A prominent Indian economist believes that bitcoin needs to be regulated in India before it will become a legal currency.
In a Q&A interview with the Economic Times, Dr S.P. Sharma, chief economist at the PHP Chamber of Commerce and Industry, was questioned on whether he thought bitcoin would be accepted legally in the country.
India is one nation that has been pushing a digital payments agenda. As part of the government’s cashless initiative – in light of last November’s demonetisation – there has been ‘notable growth’ in the bitcoin market in India, according to Arun Jaitley, India’s finance minister.
This is despite the fact that bitcoin doesn’t have a legal status in India; however, neither is it illegal, says Sharma. It is because of this grey area that the economist has reservations about bitcoin’s legal acceptance in the country.
“Unless the cryptocurrency is properly and comprehensively regulated and monitored by a robust institution, I don’t see bitcoin becoming a legal currency in India,” he added.
The question as to whether India will regulate bitcoin remains unanswered. This is currently an issue that is being debated within the country’s government. If it is regulated it may fall under the remit of country’s central bank, the Reserve Bank of India (RBI). However, it could be regulated by the Securities and Exchanges Board of India (SEBI).
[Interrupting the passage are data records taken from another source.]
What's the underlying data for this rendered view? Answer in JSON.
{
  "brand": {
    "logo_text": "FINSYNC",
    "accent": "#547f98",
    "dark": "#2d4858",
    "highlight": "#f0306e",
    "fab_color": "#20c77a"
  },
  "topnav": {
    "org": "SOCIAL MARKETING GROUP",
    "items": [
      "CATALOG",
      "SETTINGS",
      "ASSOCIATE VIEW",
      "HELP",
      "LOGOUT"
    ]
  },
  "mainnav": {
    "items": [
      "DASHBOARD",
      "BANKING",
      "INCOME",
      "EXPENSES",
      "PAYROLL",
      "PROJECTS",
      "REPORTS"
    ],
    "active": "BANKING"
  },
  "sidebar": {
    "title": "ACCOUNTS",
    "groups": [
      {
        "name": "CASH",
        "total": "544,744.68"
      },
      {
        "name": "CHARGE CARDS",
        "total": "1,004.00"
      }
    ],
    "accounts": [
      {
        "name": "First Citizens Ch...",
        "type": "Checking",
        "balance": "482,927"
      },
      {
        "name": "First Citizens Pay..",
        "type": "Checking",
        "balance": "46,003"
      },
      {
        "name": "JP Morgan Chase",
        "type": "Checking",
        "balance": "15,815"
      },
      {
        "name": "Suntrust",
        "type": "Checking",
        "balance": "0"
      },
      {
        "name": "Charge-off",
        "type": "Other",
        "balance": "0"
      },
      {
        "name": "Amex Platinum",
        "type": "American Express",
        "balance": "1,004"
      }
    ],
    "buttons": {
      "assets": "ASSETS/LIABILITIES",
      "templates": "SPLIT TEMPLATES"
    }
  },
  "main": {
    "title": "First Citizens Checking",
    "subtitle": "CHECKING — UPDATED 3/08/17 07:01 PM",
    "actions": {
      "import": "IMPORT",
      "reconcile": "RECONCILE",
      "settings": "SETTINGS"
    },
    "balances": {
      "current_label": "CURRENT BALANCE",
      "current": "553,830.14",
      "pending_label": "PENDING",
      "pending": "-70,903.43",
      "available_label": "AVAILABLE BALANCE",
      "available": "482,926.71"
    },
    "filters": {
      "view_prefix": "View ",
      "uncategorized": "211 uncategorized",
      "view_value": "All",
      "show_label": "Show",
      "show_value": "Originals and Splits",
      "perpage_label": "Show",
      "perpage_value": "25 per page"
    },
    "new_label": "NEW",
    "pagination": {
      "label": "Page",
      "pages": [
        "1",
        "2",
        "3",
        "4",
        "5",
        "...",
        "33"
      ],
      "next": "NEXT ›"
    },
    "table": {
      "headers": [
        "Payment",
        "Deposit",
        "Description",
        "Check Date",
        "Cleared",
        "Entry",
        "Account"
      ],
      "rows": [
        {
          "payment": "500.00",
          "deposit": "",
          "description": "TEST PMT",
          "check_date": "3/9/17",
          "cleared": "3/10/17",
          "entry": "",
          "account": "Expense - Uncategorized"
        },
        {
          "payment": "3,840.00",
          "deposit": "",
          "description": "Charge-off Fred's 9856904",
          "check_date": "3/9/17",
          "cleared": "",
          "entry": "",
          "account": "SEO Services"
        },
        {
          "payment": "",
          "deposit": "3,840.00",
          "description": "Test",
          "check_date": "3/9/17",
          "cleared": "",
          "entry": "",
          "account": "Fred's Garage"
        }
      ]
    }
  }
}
Yet, while regulatory oversight has yet to be determined, reports suggest that bitcoin is ‘unlikely to be declared illegal in India.’
Furthermore, the government is even considering its own digital currency, which will function similarly to bitcoin.
Of course, while India appears to be supportive of cryptocurrencies, the longer it takes for authorities to establish a regulatory and legal framework for them, the greater the threat of risks, says Sharma. These include regulatory risks, scalability risks, the risk of hacking and extreme volatility.
“Bitcoin wallets are stored in computers or mobile devices; if those devices get stolen you may permanently lose access to your holdings,” he added. “Further, since it’s not regulated by authorities, you may not be able to report it either.”
He also believes that as demand for bitcoin grows in India, illicit schemes will continue to be set up while stating that investors should be aware of the risks.
“It is the most volatile asset in the global market and it is highly speculative,” Sharma said. “You need to be prepared to lose everything you invest. Also, while it looks promising now, don’t count on the price to keep rising forever.”